=== Exercise goal ===
The answer must consist of the records below, repeated exactly.
═══ Records for this task ═══
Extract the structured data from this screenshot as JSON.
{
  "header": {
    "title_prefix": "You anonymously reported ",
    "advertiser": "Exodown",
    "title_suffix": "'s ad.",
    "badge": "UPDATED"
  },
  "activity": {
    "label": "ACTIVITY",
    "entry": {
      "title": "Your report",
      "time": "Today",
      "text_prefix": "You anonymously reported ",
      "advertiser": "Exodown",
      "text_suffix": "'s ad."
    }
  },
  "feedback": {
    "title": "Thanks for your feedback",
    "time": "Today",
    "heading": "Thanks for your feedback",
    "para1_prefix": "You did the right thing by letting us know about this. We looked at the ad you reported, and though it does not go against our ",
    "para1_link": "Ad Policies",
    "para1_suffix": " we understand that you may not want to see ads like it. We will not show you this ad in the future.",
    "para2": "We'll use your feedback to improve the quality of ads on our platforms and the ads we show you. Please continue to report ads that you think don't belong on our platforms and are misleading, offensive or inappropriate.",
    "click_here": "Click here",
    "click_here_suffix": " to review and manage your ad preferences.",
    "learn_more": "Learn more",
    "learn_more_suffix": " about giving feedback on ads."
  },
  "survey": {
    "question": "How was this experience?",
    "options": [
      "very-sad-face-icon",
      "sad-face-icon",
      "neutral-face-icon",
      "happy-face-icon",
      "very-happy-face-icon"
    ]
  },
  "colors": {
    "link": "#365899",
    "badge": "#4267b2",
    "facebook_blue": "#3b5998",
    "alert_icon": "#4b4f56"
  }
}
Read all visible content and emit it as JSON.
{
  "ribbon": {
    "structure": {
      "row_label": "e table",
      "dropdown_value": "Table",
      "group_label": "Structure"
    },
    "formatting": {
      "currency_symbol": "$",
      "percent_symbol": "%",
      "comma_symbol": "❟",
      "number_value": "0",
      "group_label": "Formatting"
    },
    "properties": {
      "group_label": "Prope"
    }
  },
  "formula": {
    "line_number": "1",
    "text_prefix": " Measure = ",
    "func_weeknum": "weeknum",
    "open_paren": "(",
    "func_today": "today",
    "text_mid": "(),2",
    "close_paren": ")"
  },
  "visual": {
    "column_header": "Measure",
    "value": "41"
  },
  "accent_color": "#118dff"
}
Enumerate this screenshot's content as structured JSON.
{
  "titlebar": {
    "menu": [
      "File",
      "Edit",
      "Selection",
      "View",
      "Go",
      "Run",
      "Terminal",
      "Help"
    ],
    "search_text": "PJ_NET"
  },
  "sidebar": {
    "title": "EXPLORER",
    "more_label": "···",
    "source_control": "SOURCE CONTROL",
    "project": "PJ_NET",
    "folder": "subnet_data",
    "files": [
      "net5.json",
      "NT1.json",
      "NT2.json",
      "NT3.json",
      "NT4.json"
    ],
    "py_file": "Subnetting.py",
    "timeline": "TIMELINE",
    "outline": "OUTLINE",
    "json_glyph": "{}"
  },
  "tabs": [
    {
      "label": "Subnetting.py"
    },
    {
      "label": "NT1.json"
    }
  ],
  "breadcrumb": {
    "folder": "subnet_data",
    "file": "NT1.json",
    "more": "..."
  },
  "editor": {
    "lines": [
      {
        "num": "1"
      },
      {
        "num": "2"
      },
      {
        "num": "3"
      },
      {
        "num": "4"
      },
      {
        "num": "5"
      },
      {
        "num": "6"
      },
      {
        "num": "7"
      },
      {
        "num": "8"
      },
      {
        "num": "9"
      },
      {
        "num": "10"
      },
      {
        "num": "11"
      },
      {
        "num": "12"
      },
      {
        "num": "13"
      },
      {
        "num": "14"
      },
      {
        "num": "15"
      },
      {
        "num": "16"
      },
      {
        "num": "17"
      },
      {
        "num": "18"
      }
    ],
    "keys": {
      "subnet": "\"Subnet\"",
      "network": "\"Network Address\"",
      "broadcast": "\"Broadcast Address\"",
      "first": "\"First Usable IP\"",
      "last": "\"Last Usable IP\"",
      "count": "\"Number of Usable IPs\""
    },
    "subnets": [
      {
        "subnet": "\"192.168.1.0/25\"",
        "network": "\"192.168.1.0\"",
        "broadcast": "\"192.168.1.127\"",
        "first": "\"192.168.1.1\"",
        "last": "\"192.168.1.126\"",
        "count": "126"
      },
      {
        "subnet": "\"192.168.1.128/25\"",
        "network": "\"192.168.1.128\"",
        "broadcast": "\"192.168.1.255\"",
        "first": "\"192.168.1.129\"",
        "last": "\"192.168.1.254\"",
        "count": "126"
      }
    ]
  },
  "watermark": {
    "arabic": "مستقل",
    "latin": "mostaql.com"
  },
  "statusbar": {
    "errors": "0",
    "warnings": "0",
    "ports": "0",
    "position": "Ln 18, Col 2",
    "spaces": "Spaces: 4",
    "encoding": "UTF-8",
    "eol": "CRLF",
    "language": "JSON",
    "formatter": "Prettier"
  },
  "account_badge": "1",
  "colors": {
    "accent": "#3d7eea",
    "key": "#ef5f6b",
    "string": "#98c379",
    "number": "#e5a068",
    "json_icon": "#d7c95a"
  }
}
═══
=== Answer for this exercise ===
Extract the structured data from this screenshot as JSON.
{
  "header": {
    "title_prefix": "You anonymously reported ",
    "advertiser": "Exodown",
    "title_suffix": "'s ad.",
    "badge": "UPDATED"
  },
  "activity": {
    "label": "ACTIVITY",
    "entry": {
      "title": "Your report",
      "time": "Today",
      "text_prefix": "You anonymously reported ",
      "advertiser": "Exodown",
      "text_suffix": "'s ad."
    }
  },
  "feedback": {
    "title": "Thanks for your feedback",
    "time": "Today",
    "heading": "Thanks for your feedback",
    "para1_prefix": "You did the right thing by letting us know about this. We looked at the ad you reported, and though it does not go against our ",
    "para1_link": "Ad Policies",
    "para1_suffix": " we understand that you may not want to see ads like it. We will not show you this ad in the future.",
    "para2": "We'll use your feedback to improve the quality of ads on our platforms and the ads we show you. Please continue to report ads that you think don't belong on our platforms and are misleading, offensive or inappropriate.",
    "click_here": "Click here",
    "click_here_suffix": " to review and manage your ad preferences.",
    "learn_more": "Learn more",
    "learn_more_suffix": " about giving feedback on ads."
  },
  "survey": {
    "question": "How was this experience?",
    "options": [
      "very-sad-face-icon",
      "sad-face-icon",
      "neutral-face-icon",
      "happy-face-icon",
      "very-happy-face-icon"
    ]
  },
  "colors": {
    "link": "#365899",
    "badge": "#4267b2",
    "facebook_blue": "#3b5998",
    "alert_icon": "#4b4f56"
  }
}
Read all visible content and emit it as JSON.
{
  "ribbon": {
    "structure": {
      "row_label": "e table",
      "dropdown_value": "Table",
      "group_label": "Structure"
    },
    "formatting": {
      "currency_symbol": "$",
      "percent_symbol": "%",
      "comma_symbol": "❟",
      "number_value": "0",
      "group_label": "Formatting"
    },
    "properties": {
      "group_label": "Prope"
    }
  },
  "formula": {
    "line_number": "1",
    "text_prefix": " Measure = ",
    "func_weeknum": "weeknum",
    "open_paren": "(",
    "func_today": "today",
    "text_mid": "(),2",
    "close_paren": ")"
  },
  "visual": {
    "column_header": "Measure",
    "value": "41"
  },
  "accent_color": "#118dff"
}
Enumerate this screenshot's content as structured JSON.
{
  "titlebar": {
    "menu": [
      "File",
      "Edit",
      "Selection",
      "View",
      "Go",
      "Run",
      "Terminal",
      "Help"
    ],
    "search_text": "PJ_NET"
  },
  "sidebar": {
    "title": "EXPLORER",
    "more_label": "···",
    "source_control": "SOURCE CONTROL",
    "project": "PJ_NET",
    "folder": "subnet_data",
    "files": [
      "net5.json",
      "NT1.json",
      "NT2.json",
      "NT3.json",
      "NT4.json"
    ],
    "py_file": "Subnetting.py",
    "timeline": "TIMELINE",
    "outline": "OUTLINE",
    "json_glyph": "{}"
  },
  "tabs": [
    {
      "label": "Subnetting.py"
    },
    {
      "label": "NT1.json"
    }
  ],
  "breadcrumb": {
    "folder": "subnet_data",
    "file": "NT1.json",
    "more": "..."
  },
  "editor": {
    "lines": [
      {
        "num": "1"
      },
      {
        "num": "2"
      },
      {
        "num": "3"
      },
      {
        "num": "4"
      },
      {
        "num": "5"
      },
      {
        "num": "6"
      },
      {
        "num": "7"
      },
      {
        "num": "8"
      },
      {
        "num": "9"
      },
      {
        "num": "10"
      },
      {
        "num": "11"
      },
      {
        "num": "12"
      },
      {
        "num": "13"
      },
      {
        "num": "14"
      },
      {
        "num": "15"
      },
      {
        "num": "16"
      },
      {
        "num": "17"
      },
      {
        "num": "18"
      }
    ],
    "keys": {
      "subnet": "\"Subnet\"",
      "network": "\"Network Address\"",
      "broadcast": "\"Broadcast Address\"",
      "first": "\"First Usable IP\"",
      "last": "\"Last Usable IP\"",
      "count": "\"Number of Usable IPs\""
    },
    "subnets": [
      {
        "subnet": "\"192.168.1.0/25\"",
        "network": "\"192.168.1.0\"",
        "broadcast": "\"192.168.1.127\"",
        "first": "\"192.168.1.1\"",
        "last": "\"192.168.1.126\"",
        "count": "126"
      },
      {
        "subnet": "\"192.168.1.128/25\"",
        "network": "\"192.168.1.128\"",
        "broadcast": "\"192.168.1.255\"",
        "first": "\"192.168.1.129\"",
        "last": "\"192.168.1.254\"",
        "count": "126"
      }
    ]
  },
  "watermark": {
    "arabic": "مستقل",
    "latin": "mostaql.com"
  },
  "statusbar": {
    "errors": "0",
    "warnings": "0",
    "ports": "0",
    "position": "Ln 18, Col 2",
    "spaces": "Spaces: 4",
    "encoding": "UTF-8",
    "eol": "CRLF",
    "language": "JSON",
    "formatter": "Prettier"
  },
  "account_badge": "1",
  "colors": {
    "accent": "#3d7eea",
    "key": "#ef5f6b",
    "string": "#98c379",
    "number": "#e5a068",
    "json_icon": "#d7c95a"
  }
}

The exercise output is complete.